BarrowWith Britain's major political parties and parliamentary systems facing big challenges to their capability and viability over the past year, 2012 is likely to produce further defining moments for our democratic polity - and that of Europe, too, where controversially non-elected governments have emerged in Italy and Greece as part of an effort to stave off the threat to the Eurozone.

The latest shockwave has been provided by David Cameron's decision to veto a European treaty change backed by the great majority of the 27 EU members. Only Hungary now also looks set to stay outside an accord aimed at facilitating greater fiscal union and regulation of financial institutions.

The British PM has set his face against this change partly, it seems, to placate backbench Eurosceptics who might threaten the coalition government; but also to protect the interests of the Conservative party's friends in the City of London and to stave off perceived future pressure from European restructuring.

What all this signals is not the end of a financial crisis, but the deepening of a political one. This revolves around competing definitions of sovereignty and a set of democratic deficits worsened by global recession, unstable debt and the 'orthodox' austerity measures that threaten social instability as well as economic recovery.

In 2011 the hands of governments have been tied by the fickleness of markets dominated by corporate interests, as well as a private banking sector in need of substantial reform. Mainstream politicians may sneer at the worldwide Occupy movement, but the protesters seem clearer about the core problem than those elected to solve it.
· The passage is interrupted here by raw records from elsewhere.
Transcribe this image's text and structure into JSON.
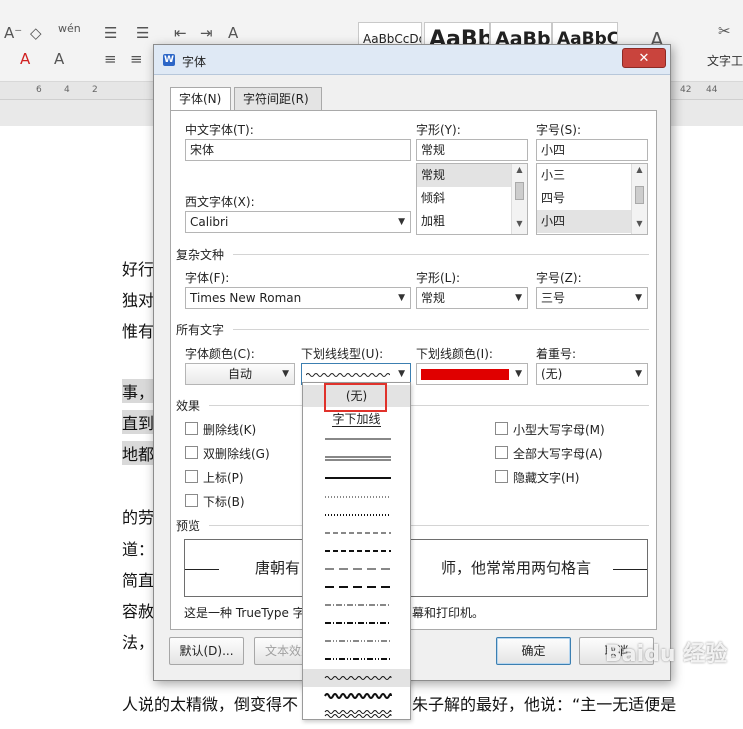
{
  "ribbon": {
    "styles": [
      "AaBbCcDd",
      "AaBb",
      "AaBb(",
      "AaBbC"
    ],
    "right_label": "文字工",
    "ruler_ticks": [
      "6",
      "4",
      "2",
      "42",
      "44"
    ]
  },
  "document": {
    "lines": [
      {
        "text": "好行",
        "shaded": false
      },
      {
        "text": "独对",
        "shaded": false
      },
      {
        "text": "惟有",
        "shaded": false
      },
      {
        "text": "事，",
        "shaded": true
      },
      {
        "text": "直到",
        "shaded": true
      },
      {
        "text": "地都",
        "shaded": true
      },
      {
        "text": "的劳",
        "shaded": false
      },
      {
        "text": "道：",
        "shaded": false
      },
      {
        "text": "简直",
        "shaded": false
      },
      {
        "text": "容赦",
        "shaded": false
      },
      {
        "text": "法，",
        "shaded": false
      }
    ],
    "bottom_line_left": "人说的太精微，倒变得不",
    "bottom_line_right": "朱子解的最好，他说：“主一无适便是"
  },
  "dialog": {
    "title": "字体",
    "close": "✕",
    "tabs": [
      "字体(N)",
      "字符间距(R)"
    ],
    "chinese_font": {
      "label": "中文字体(T):",
      "value": "宋体"
    },
    "western_font": {
      "label": "西文字体(X):",
      "value": "Calibri"
    },
    "style": {
      "label": "字形(Y):",
      "value": "常规",
      "options": [
        "常规",
        "倾斜",
        "加粗"
      ],
      "selected": "常规"
    },
    "size": {
      "label": "字号(S):",
      "value": "小四",
      "options": [
        "小三",
        "四号",
        "小四"
      ],
      "selected": "小四"
    },
    "complex": {
      "section": "复杂文种",
      "font_label": "字体(F):",
      "font_value": "Times New Roman",
      "style_label": "字形(L):",
      "style_value": "常规",
      "size_label": "字号(Z):",
      "size_value": "三号"
    },
    "all_text": {
      "section": "所有文字",
      "color_label": "字体颜色(C):",
      "color_value": "自动",
      "underline_type_label": "下划线线型(U):",
      "underline_color_label": "下划线颜色(I):",
      "underline_color": "#e00000",
      "emphasis_label": "着重号:",
      "emphasis_value": "(无)"
    },
    "effects": {
      "section": "效果",
      "left": [
        "删除线(K)",
        "双删除线(G)",
        "上标(P)",
        "下标(B)"
      ],
      "right": [
        "小型大写字母(M)",
        "全部大写字母(A)",
        "隐藏文字(H)"
      ]
    },
    "preview": {
      "section": "预览",
      "text_left": "唐朝有",
      "text_right": "师，他常常用两句格言",
      "note_left": "这是一种 TrueType 字",
      "note_right": "幕和打印机。"
    },
    "buttons": {
      "default": "默认(D)...",
      "text_effect": "文本效果",
      "ok": "确定",
      "cancel": "取消"
    },
    "underline_dropdown": {
      "none": "(无)",
      "word_only": "字下加线"
    }
  },
  "watermark": "Baidu 经验"
}
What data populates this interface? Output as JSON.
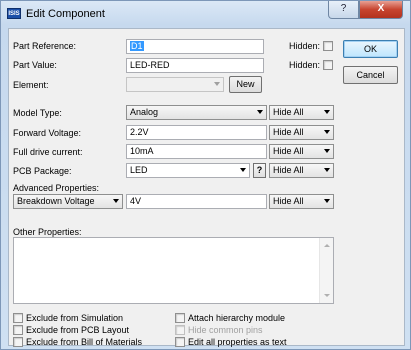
{
  "window": {
    "icon_text": "ISIS",
    "title": "Edit Component",
    "help_glyph": "?",
    "close_glyph": "X"
  },
  "fields": {
    "part_reference": {
      "label": "Part Reference:",
      "value": "D1"
    },
    "part_value": {
      "label": "Part Value:",
      "value": "LED-RED"
    },
    "element": {
      "label": "Element:",
      "value": ""
    },
    "new_button": "New",
    "hidden_label": "Hidden:"
  },
  "buttons": {
    "ok": "OK",
    "cancel": "Cancel"
  },
  "properties": {
    "model_type": {
      "label": "Model Type:",
      "value": "Analog",
      "visibility": "Hide All"
    },
    "forward_voltage": {
      "label": "Forward Voltage:",
      "value": "2.2V",
      "visibility": "Hide All"
    },
    "full_drive_current": {
      "label": "Full drive current:",
      "value": "10mA",
      "visibility": "Hide All"
    },
    "pcb_package": {
      "label": "PCB Package:",
      "value": "LED",
      "help": "?",
      "visibility": "Hide All"
    }
  },
  "advanced": {
    "label": "Advanced Properties:",
    "property": "Breakdown Voltage",
    "value": "4V",
    "visibility": "Hide All"
  },
  "other": {
    "label": "Other Properties:",
    "text": ""
  },
  "options": {
    "exclude_simulation": {
      "label": "Exclude from Simulation",
      "checked": false
    },
    "exclude_pcb": {
      "label": "Exclude from PCB Layout",
      "checked": false
    },
    "exclude_bom": {
      "label": "Exclude from Bill of Materials",
      "checked": false
    },
    "attach_hierarchy": {
      "label": "Attach hierarchy module",
      "checked": false
    },
    "hide_common_pins": {
      "label": "Hide common pins",
      "checked": false,
      "disabled": true
    },
    "edit_all_text": {
      "label": "Edit all properties as text",
      "checked": false
    }
  }
}
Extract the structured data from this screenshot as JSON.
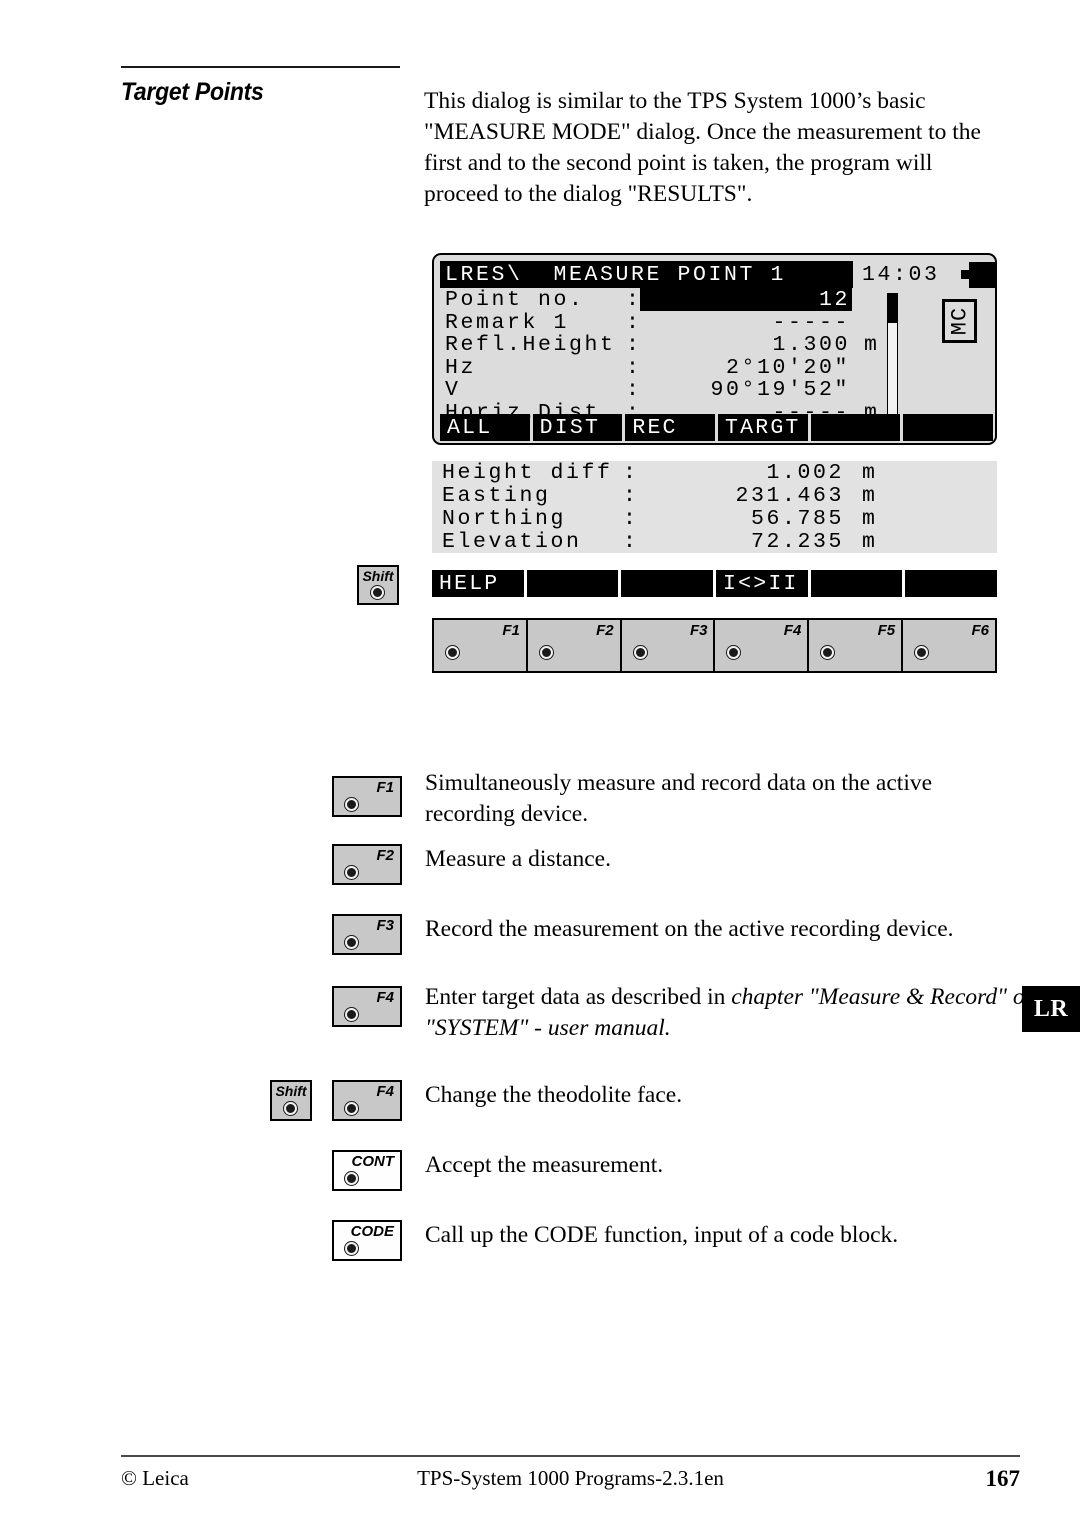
{
  "heading": {
    "title": "Target Points"
  },
  "intro": {
    "paragraph": "This dialog is similar to the TPS System 1000’s basic \"MEASURE MODE\" dialog. Once the measurement to the first and to the second point is taken, the program will proceed to the dialog \"RESULTS\"."
  },
  "lcd": {
    "title_bar": "LRES\\  MEASURE POINT 1",
    "time": "14:03",
    "status_indicator": "MC",
    "rows": [
      {
        "label": "Point no.",
        "colon": ":",
        "value": "12",
        "unit": "",
        "highlighted": true
      },
      {
        "label": "Remark 1",
        "colon": ":",
        "value": "-----",
        "unit": "",
        "highlighted": false
      },
      {
        "label": "Refl.Height",
        "colon": ":",
        "value": "1.300",
        "unit": "m",
        "highlighted": false
      },
      {
        "label": "Hz",
        "colon": ":",
        "value": "2°10'20\"",
        "unit": "",
        "highlighted": false
      },
      {
        "label": "V",
        "colon": ":",
        "value": "90°19'52\"",
        "unit": "",
        "highlighted": false
      },
      {
        "label": "Horiz.Dist.",
        "colon": ":",
        "value": "-----",
        "unit": "m",
        "highlighted": false
      }
    ],
    "softkeys": [
      "ALL",
      "DIST",
      "REC",
      "TARGT",
      "",
      ""
    ]
  },
  "results": {
    "rows": [
      {
        "label": "Height diff",
        "colon": ":",
        "value": "1.002",
        "unit": "m"
      },
      {
        "label": "Easting",
        "colon": ":",
        "value": "231.463",
        "unit": "m"
      },
      {
        "label": "Northing",
        "colon": ":",
        "value": "56.785",
        "unit": "m"
      },
      {
        "label": "Elevation",
        "colon": ":",
        "value": "72.235",
        "unit": "m"
      }
    ]
  },
  "shift_softkeys": {
    "shift_key_label": "Shift",
    "keys": [
      "HELP",
      "",
      "",
      "I<>II",
      "",
      ""
    ]
  },
  "fkey_strip": {
    "keys": [
      "F1",
      "F2",
      "F3",
      "F4",
      "F5",
      "F6"
    ]
  },
  "legend": [
    {
      "keys": [
        "F1"
      ],
      "text": "Simultaneously measure and record data on the active recording device."
    },
    {
      "keys": [
        "F2"
      ],
      "text": "Measure a distance."
    },
    {
      "keys": [
        "F3"
      ],
      "text": "Record the measurement on the active recording device."
    },
    {
      "keys": [
        "F4"
      ],
      "text_plain": "Enter target data as described in ",
      "text_italic": "chapter \"Measure & Record\" of \"SYSTEM\" - user manual."
    },
    {
      "keys": [
        "Shift",
        "F4"
      ],
      "text": "Change the theodolite face."
    },
    {
      "keys": [
        "CONT"
      ],
      "text": "Accept the measurement."
    },
    {
      "keys": [
        "CODE"
      ],
      "text": "Call up the CODE function, input of a code block."
    }
  ],
  "side_tab": {
    "label": "LR"
  },
  "footer": {
    "copyright": "© Leica",
    "center": "TPS-System 1000 Programs-2.3.1en",
    "page_number": "167"
  },
  "colors": {
    "page_background": "#ffffff",
    "lcd_background": "#dcdcdc",
    "results_background": "#e2e2e2",
    "inverted_background": "#000000",
    "inverted_text": "#ffffff",
    "key_face": "#c8c8c8",
    "key_face_white": "#fefefe",
    "text": "#000000"
  }
}
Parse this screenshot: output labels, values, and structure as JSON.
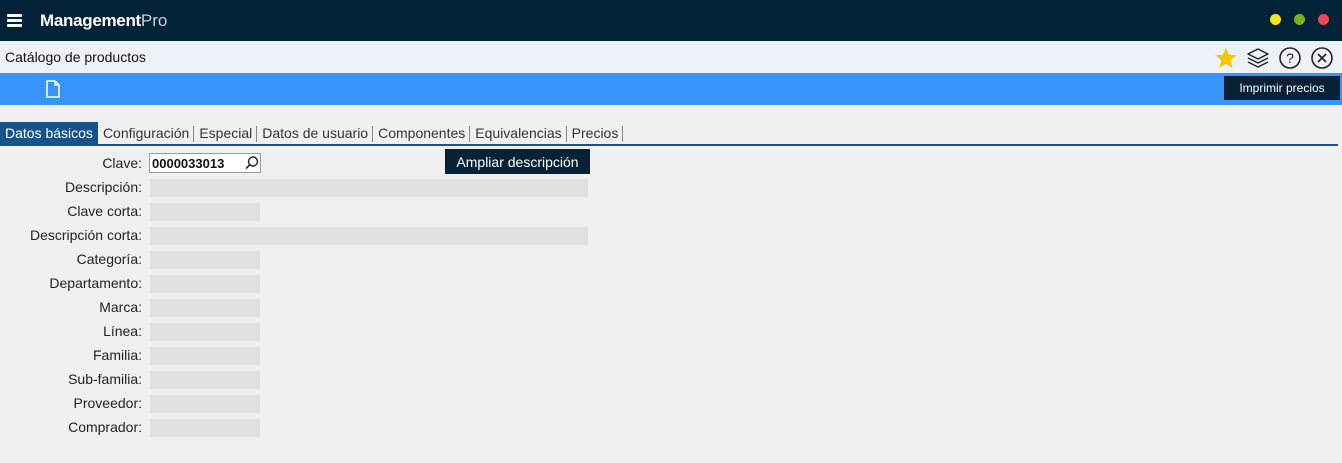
{
  "app": {
    "brand_bold": "Management",
    "brand_light": "Pro",
    "window_controls": {
      "minimize_color": "#f5e61a",
      "maximize_color": "#7fb01f",
      "close_color": "#e9494f"
    }
  },
  "header": {
    "title": "Catálogo de productos",
    "icons": [
      "star-icon",
      "layers-icon",
      "help-icon",
      "close-circle-icon"
    ],
    "star_color": "#f7c800"
  },
  "toolbar": {
    "new_icon": "document-icon",
    "print_label": "Imprimir precios",
    "accent_color": "#3894fa"
  },
  "tabs": [
    {
      "label": "Datos básicos",
      "active": true
    },
    {
      "label": "Configuración",
      "active": false
    },
    {
      "label": "Especial",
      "active": false
    },
    {
      "label": "Datos de usuario",
      "active": false
    },
    {
      "label": "Componentes",
      "active": false
    },
    {
      "label": "Equivalencias",
      "active": false
    },
    {
      "label": "Precios",
      "active": false
    }
  ],
  "form": {
    "clave_label": "Clave:",
    "clave_value": "0000033013",
    "expand_label": "Ampliar descripción",
    "fields": [
      {
        "label": "Descripción:",
        "value": ""
      },
      {
        "label": "Clave corta:",
        "value": ""
      },
      {
        "label": "Descripción corta:",
        "value": ""
      },
      {
        "label": "Categoría:",
        "value": ""
      },
      {
        "label": "Departamento:",
        "value": ""
      },
      {
        "label": "Marca:",
        "value": ""
      },
      {
        "label": "Línea:",
        "value": ""
      },
      {
        "label": "Familia:",
        "value": ""
      },
      {
        "label": "Sub-familia:",
        "value": ""
      },
      {
        "label": "Proveedor:",
        "value": ""
      },
      {
        "label": "Comprador:",
        "value": ""
      }
    ]
  }
}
The recently deceased German essayist Christa Wolf said that human political flourishing comes from paying attention to grassroots initiatives for change rather than top-down interests and ideologies.

This is a tough message for the big political parties to grasp. But it seems increasingly unavoidable. This year Westminster will need to respond to the Committee for Standards in Public Life recommendation of a £10,000 annual cap on individual party donations. Corporate bankrollers, lobbyists and media barons will also face greater scrutiny. Politicians may squirm, but reformers will see their discomfort as necessary growing pains.

Meanwhile, Britain is likely to become more isolated in Europe, which in turn will face more calls for genuine democratic accountability at all levels. The debate about Scotland's future will heat up. And the coalition between Conservative and Liberal Democrat parties will face its biggest challenges yet.
The political ride is set to get bumpier. But the key question remains: who does (and who should) call the shots in shaping the capacity of our key institutions both to respond to popular pressures and to ride the economic tiger?  n

Simon Barrow